We're heading into tax time again and there is the usual gnashing of teeth throughout the land.
In my first real job out of college, one year I got a big raise. This was back in the 1970s, and when my first paycheck reflecting that raise appeared, it was pretty disappointing. Turned out my marginal tax rate was just short of 50%, which isn’t wonderful.
I took account of my circumstances, however. I was working in environmental science, primarily on contracts that were either from government agencies, or from companies that were doing the work almost entirely because of various regulatory mandates. So I shrugged and said to myself, “the government giveth and it taketh away,” and refused to get too upset about it. The linkage was even more apparent during the Reagan years when taxes went down, but so did the money going to environmental research.
One of the flanks of the right wing is manned by the gold bugs, people who decry “fiat money” and want every dollar (or whatever) to be backed with something “real” like gold. It was either Ayn Rand or one of her acolytes who made a statement that all that backed up fiat money was the willingness of the government to tax the populace. They thought that was a bad thing.
But really now, the history of gold-backed currencies isn’t that pretty, matching every inflation with a painful deflation, yet still hostage to the international flows of specie, new mining (and other) discoveries, etc. Making your currency hostage to a single commodity might not be the best plan.
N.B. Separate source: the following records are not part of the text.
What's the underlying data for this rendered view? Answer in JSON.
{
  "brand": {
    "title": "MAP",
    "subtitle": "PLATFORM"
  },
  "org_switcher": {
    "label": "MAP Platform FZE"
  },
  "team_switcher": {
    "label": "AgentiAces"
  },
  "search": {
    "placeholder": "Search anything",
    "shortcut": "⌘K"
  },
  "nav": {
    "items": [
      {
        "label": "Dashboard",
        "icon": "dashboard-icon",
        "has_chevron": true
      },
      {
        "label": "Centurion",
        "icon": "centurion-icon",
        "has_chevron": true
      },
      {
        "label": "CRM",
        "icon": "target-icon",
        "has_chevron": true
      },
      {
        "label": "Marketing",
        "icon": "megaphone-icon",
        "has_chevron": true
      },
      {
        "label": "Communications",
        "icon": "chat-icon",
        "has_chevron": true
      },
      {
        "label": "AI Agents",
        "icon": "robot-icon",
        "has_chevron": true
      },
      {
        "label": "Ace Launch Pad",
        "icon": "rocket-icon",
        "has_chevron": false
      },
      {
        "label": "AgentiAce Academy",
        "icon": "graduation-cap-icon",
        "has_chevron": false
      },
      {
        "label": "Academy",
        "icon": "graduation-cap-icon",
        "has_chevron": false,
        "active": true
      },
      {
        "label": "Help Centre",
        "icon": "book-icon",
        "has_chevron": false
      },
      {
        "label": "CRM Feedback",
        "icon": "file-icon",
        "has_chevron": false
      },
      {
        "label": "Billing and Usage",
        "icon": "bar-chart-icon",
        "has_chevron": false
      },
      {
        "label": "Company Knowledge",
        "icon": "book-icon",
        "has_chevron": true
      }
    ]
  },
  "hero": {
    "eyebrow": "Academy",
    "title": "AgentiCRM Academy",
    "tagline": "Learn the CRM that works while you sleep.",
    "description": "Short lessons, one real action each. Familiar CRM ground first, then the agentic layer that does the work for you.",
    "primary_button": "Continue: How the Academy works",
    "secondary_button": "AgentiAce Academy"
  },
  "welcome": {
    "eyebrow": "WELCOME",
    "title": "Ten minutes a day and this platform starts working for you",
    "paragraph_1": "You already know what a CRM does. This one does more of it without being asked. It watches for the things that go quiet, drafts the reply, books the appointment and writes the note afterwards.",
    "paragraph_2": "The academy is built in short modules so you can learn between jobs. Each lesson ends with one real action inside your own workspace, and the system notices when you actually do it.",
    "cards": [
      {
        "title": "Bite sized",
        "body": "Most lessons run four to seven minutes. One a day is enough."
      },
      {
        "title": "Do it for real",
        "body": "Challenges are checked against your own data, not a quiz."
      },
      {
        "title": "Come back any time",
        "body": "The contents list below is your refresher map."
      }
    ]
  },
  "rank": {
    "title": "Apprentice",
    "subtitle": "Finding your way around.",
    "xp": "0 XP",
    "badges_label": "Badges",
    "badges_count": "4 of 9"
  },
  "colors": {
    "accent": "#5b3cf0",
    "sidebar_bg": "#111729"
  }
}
Then too, we have all those SF stories about what happens when gold is synthesized, or otherwise made cheap (Fred Hoyle wrote one about a solid gold asteroid landing in England). There’s nothing particularly natural or inevitable about the love of gold, and men’s willingness to accept it as a medium of exchange and store of value. Also, the conflict between “medium of exchange” and “store of value” can conflict. Convertible currencies are very good at producing “bank runs,” among other things. Bank runs seem quaint now, with many people only having seen on it “It’s a Wonderful Life.” Thank god.
On the other hand, consider the system that we actually have: the government issues currency (I’m greatly simplifying, of course), uses it to buy things, then goes out and demands it back in the form of taxes. That last part is important; it’s what gives money its value. The tax man shows up, you hand him “legal tender” and he goes away. Such a deal. You’d rather have to give him something with intrinsic value?
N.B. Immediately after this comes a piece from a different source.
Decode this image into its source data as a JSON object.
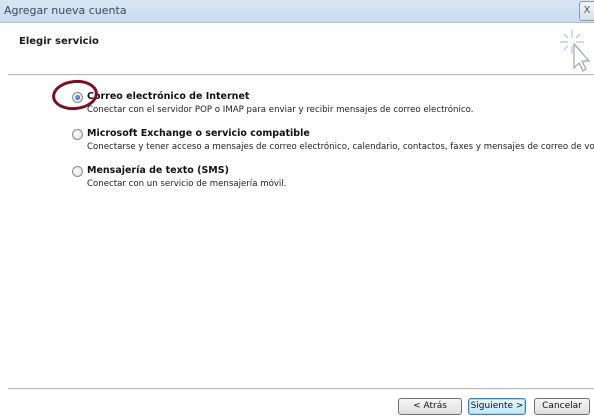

Just incidentally, although he became a gold bug in his later years, Heinlein gave one of the best capsule descriptions of the virtues of “fiat money” in Beyond This Horizon. You could look it up.
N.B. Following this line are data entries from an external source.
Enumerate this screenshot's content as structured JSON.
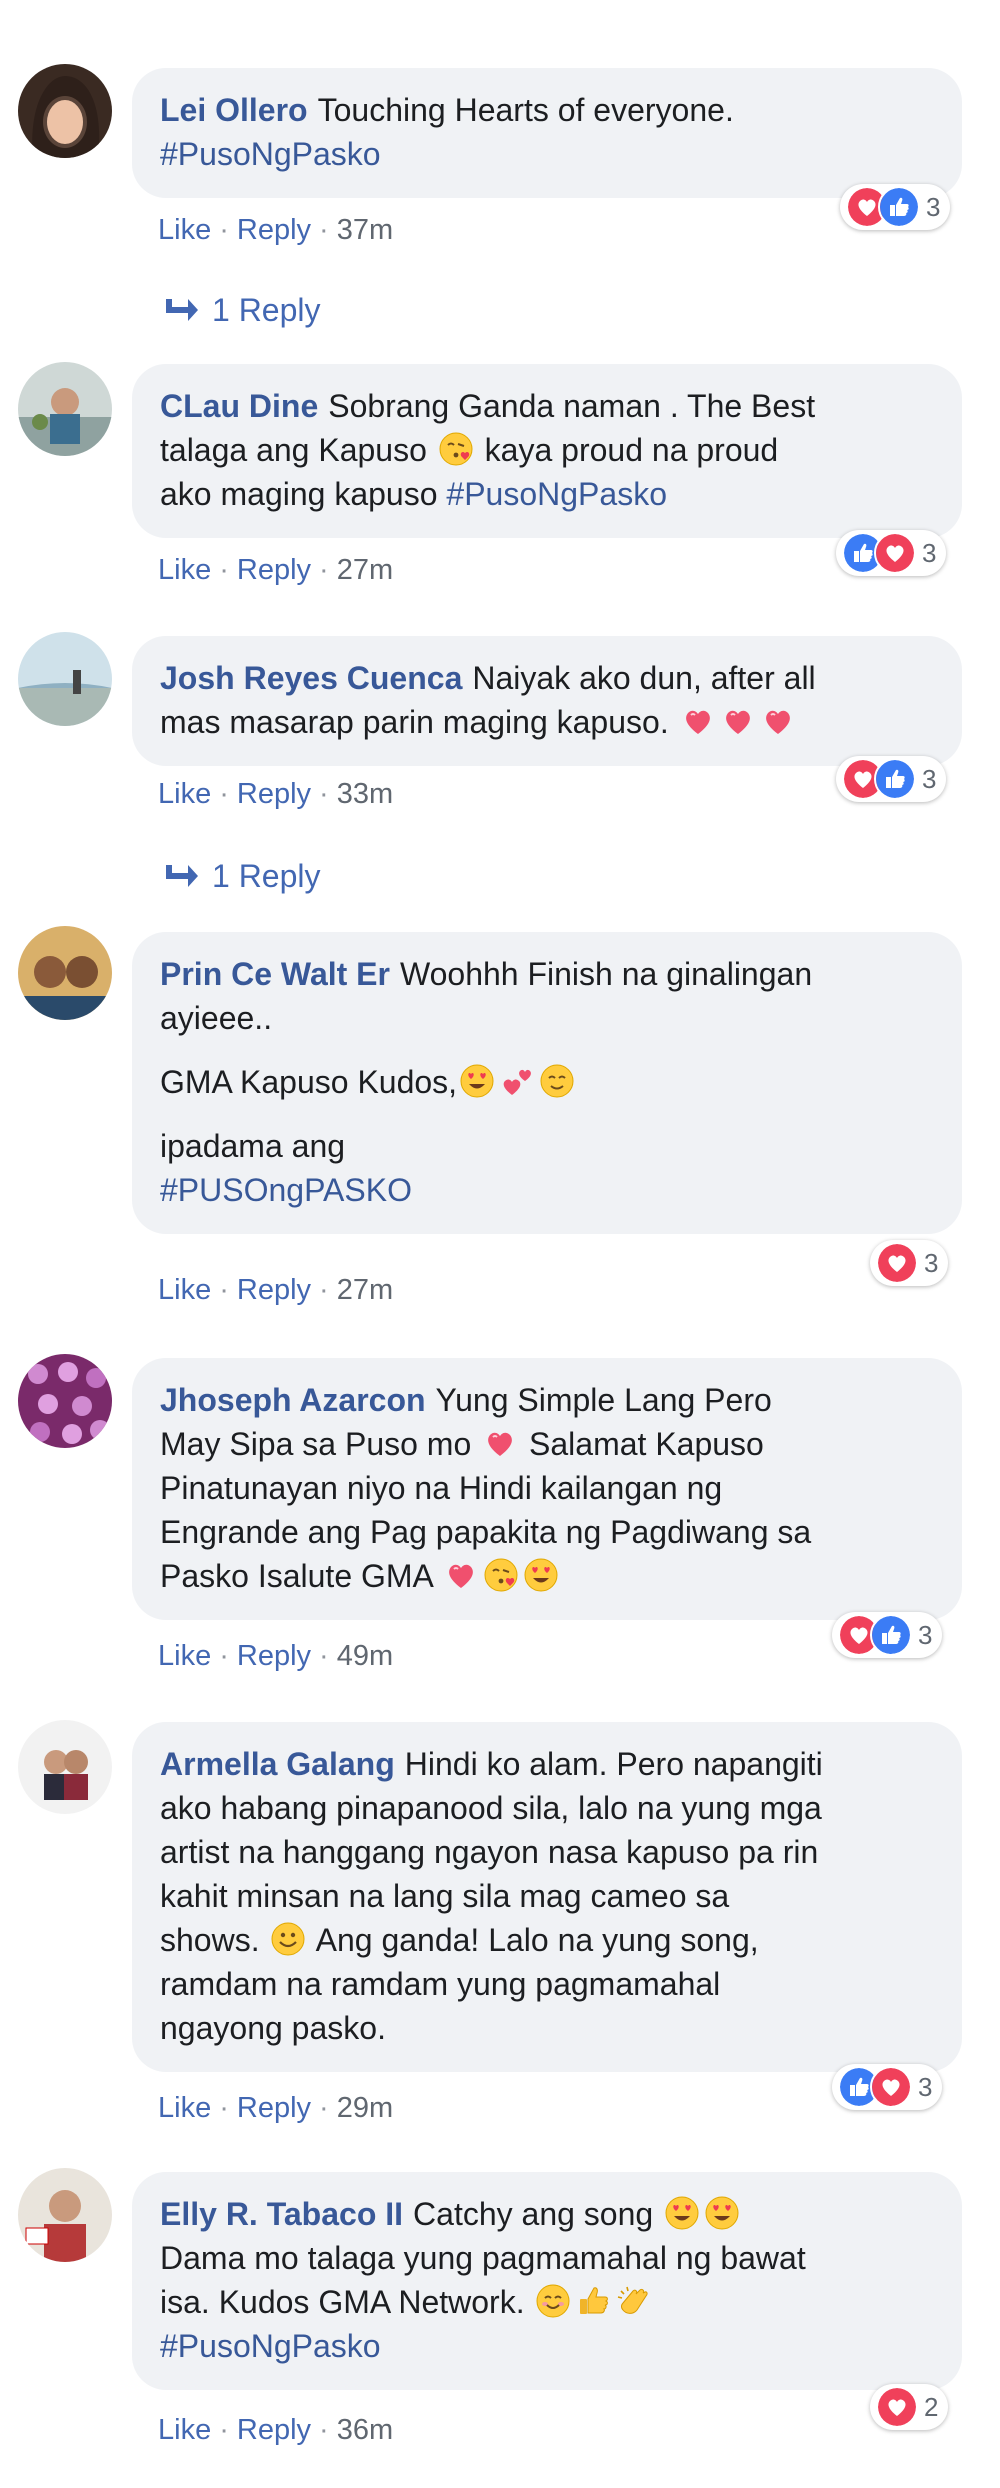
{
  "comments": [
    {
      "author": "Lei Ollero",
      "paragraphs": [
        [
          "Touching Hearts of everyone."
        ]
      ],
      "tag": "#PusoNgPasko",
      "like": "Like",
      "reply": "Reply",
      "time": "37m",
      "reactions": [
        "love",
        "like"
      ],
      "reaction_count": "3",
      "replies_label": "1 Reply"
    },
    {
      "author": "CLau Dine",
      "line1": "Sobrang Ganda naman . The Best",
      "line2": "talaga ang Kapuso",
      "line2b": "kaya proud na proud",
      "line3": "ako maging kapuso",
      "tag": "#PusoNgPasko",
      "like": "Like",
      "reply": "Reply",
      "time": "27m",
      "reactions": [
        "like",
        "love"
      ],
      "reaction_count": "3"
    },
    {
      "author": "Josh Reyes Cuenca",
      "line1": "Naiyak ako dun, after all",
      "line2": "mas masarap parin maging kapuso.",
      "like": "Like",
      "reply": "Reply",
      "time": "33m",
      "reactions": [
        "love",
        "like"
      ],
      "reaction_count": "3",
      "replies_label": "1 Reply"
    },
    {
      "author": "Prin Ce Walt Er",
      "line1": "Woohhh Finish na ginalingan",
      "line2": "ayieee..",
      "p2": "GMA Kapuso Kudos,",
      "p3": "ipadama ang",
      "tag": "#PUSOngPASKO",
      "like": "Like",
      "reply": "Reply",
      "time": "27m",
      "reactions": [
        "love"
      ],
      "reaction_count": "3"
    },
    {
      "author": "Jhoseph Azarcon",
      "line1": "Yung Simple Lang Pero",
      "line2": "May Sipa sa Puso mo",
      "line2b": "Salamat Kapuso",
      "line3": "Pinatunayan niyo na Hindi kailangan ng",
      "line4": "Engrande ang Pag papakita ng Pagdiwang sa",
      "line5": "Pasko Isalute GMA",
      "like": "Like",
      "reply": "Reply",
      "time": "49m",
      "reactions": [
        "love",
        "like"
      ],
      "reaction_count": "3"
    },
    {
      "author": "Armella Galang",
      "line1": "Hindi ko alam. Pero napangiti",
      "line2": "ako habang pinapanood sila, lalo na yung mga",
      "line3": "artist na hanggang ngayon nasa kapuso pa rin",
      "line4": "kahit minsan na lang sila mag cameo sa",
      "line5a": "shows.",
      "line5b": "Ang ganda! Lalo na yung song,",
      "line6": "ramdam na ramdam yung pagmamahal",
      "line7": "ngayong pasko.",
      "like": "Like",
      "reply": "Reply",
      "time": "29m",
      "reactions": [
        "like",
        "love"
      ],
      "reaction_count": "3"
    },
    {
      "author": "Elly R. Tabaco II",
      "line1": "Catchy ang song",
      "line2": "Dama mo talaga yung pagmamahal ng bawat",
      "line3": "isa. Kudos GMA Network.",
      "tag": "#PusoNgPasko",
      "like": "Like",
      "reply": "Reply",
      "time": "36m",
      "reactions": [
        "love"
      ],
      "reaction_count": "2"
    }
  ],
  "separator": "·",
  "colors": {
    "link": "#385898",
    "bubble": "#f0f2f5",
    "like_blue": "#3b7cf5",
    "love_red": "#f0405a"
  }
}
People do, naturally, want assurances that their tax money is spent on things that are good for them, and not on things that are bad for them. Politics arises when people differ on what those things are. Politics also occurs because many people would like a free ride (I wouldn’t have been annoyed if I’d not had to pay taxes on my earnings back on my first job). All that is common and natural.
It’s also common and natural for people to invent philosophies to make things they want seem like universal truths and absolute good. When people have a lot of money, they even spend some of it on think tanks and sycophants who will do the rationalizing for them. And one of the outputs of the sycophancy of the past several decades has been an attack on the very idea of taxation.
But there is a difference between taxation and theft, and that is the rule of law. An attack on the legitimacy of taxation is an attack on the legitimacy of government, and an attack on the legitimacy of government is an attack on the rule of law.
Of course, it’s possible to turn the chain of causation around: illegitimate governments destroy the rule of law and often destroy the legitimacy of money as well.